Kevin and Brian will be joined by fellow FDL veteran Dan S. Wright, who will publish a column called The Bullpen focusing on the super-rich and the influence of money in politics. Our old friend Kit O’Connell will be their social media manager, editor and a contributor, with a focus on community engagement.
I’m very happy that the nearly two hundred thousand posts published to FDL over the past ten years will be archived on the Shadowproof website. No person who has contributed posts to FDL need worry that their work will be lost.
The dogs and I have really loved being a part of the FDL community for over a decade, and are so very thankful for all of the great friends we’ve made and the experiences we have had. But we feel it’s time to hand over the helm to new, young energetic voices like Kevin, Brian, Dan and Kit. Moreover, it’s the right time in their careers when they should be stepping into leadership positions. I am so proud of all of the work they’ve done, and look forward to watching their growth as they lead their own organization.
I want to thank everyone over the years who has helped to make FDL a huge success. I urge those who have supported FDL to support Shadowproof, because it’s going to be amazing.
Welcome to Thursday’s Over Easy, a continuation of Southern Dragon’s Lakeside Diner and its tradition of giving an overview of news our everyday media doesn’t cover, issues that we ought to consider outside the U.S. scene. Now, I am back from that world and view, and glad of it though there are things I miss. It’s been really hard to get back onto schedule for me, hope you are all patient with me.
The UAE announced that fuel subsidies will be cut, which will bring regular fuel to 24% more in cost than it has shown for drivers there. The move is meant to encourage drivers to cut back on their profligacy in use of petroleum products and pollution.
“It’s not a huge increase,” said Mashfique Chowdhury, the editor of UAE-based motoring site DriveArabia. “People who can afford gas guzzling cars should still be able to afford them.
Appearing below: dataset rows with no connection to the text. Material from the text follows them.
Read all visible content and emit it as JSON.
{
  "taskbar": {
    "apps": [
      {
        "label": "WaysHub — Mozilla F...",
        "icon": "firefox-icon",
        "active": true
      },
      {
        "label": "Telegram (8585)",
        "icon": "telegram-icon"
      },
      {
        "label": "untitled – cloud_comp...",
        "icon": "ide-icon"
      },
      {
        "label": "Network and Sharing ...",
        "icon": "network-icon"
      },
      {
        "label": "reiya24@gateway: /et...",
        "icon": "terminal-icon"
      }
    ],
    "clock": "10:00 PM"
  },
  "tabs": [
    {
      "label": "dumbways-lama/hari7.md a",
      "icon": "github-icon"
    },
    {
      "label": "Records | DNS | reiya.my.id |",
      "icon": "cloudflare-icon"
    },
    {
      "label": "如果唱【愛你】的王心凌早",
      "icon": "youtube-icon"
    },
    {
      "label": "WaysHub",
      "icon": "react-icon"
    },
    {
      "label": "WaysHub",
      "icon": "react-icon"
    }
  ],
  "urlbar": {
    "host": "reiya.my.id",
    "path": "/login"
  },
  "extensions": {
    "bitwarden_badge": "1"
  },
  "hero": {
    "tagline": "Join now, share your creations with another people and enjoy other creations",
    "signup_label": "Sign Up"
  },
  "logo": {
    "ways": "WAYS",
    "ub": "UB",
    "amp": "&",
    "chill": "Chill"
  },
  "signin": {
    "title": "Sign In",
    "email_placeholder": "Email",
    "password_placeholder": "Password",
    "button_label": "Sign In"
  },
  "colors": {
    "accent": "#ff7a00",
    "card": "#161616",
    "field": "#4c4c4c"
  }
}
It might hit the low-income groups more if commuting costs double.
Mohamed Noweir, the managing director of UAE car classifieds site Carmudi, said that the higher prices could spur on sales and availability of hybrid vehicles – currently a rarity in the Gulf.
“Who knows, maybe we’ll see hybrids picking up in the UAE. There could be a chance for you to see as many Teslas in Dubai than you see in California,” added Noweir, referring to the all-electric sports cars produced by the upstart U.S. automaker.
Always good to have an appearance by former Assistant Secretary of State P.J. Crowley, who resigned after describing the imprisonment and maltreatment of Bradley Manning – for releasing information about U.S. surveillance – as ridiculous and counterproductive and stupid.
As journalists quizzed US state department spokesman John Kirby earlier this week about the fight against the so-called Islamic State, one simply asked, “Who is shooting at whom?”
It is actually a good question and a major problem as the United States tries to convert significant tactical effort on multiple fronts into a workable long-term strategy. As we approach the one-year anniversary of the US-led international effort to “degrade and ultimately destroy” IS, just how effective the coalition has been remains unclear.
As a practical matter, while the US has established a training programme for the moderate opposition, the graduation rate has been so modest that it is likely to be months if not years before those forces can make a difference.
Sadly, there is probably time. If the analogy of the Thirty Years War is accurate, this complex Middle East conflict is far from over.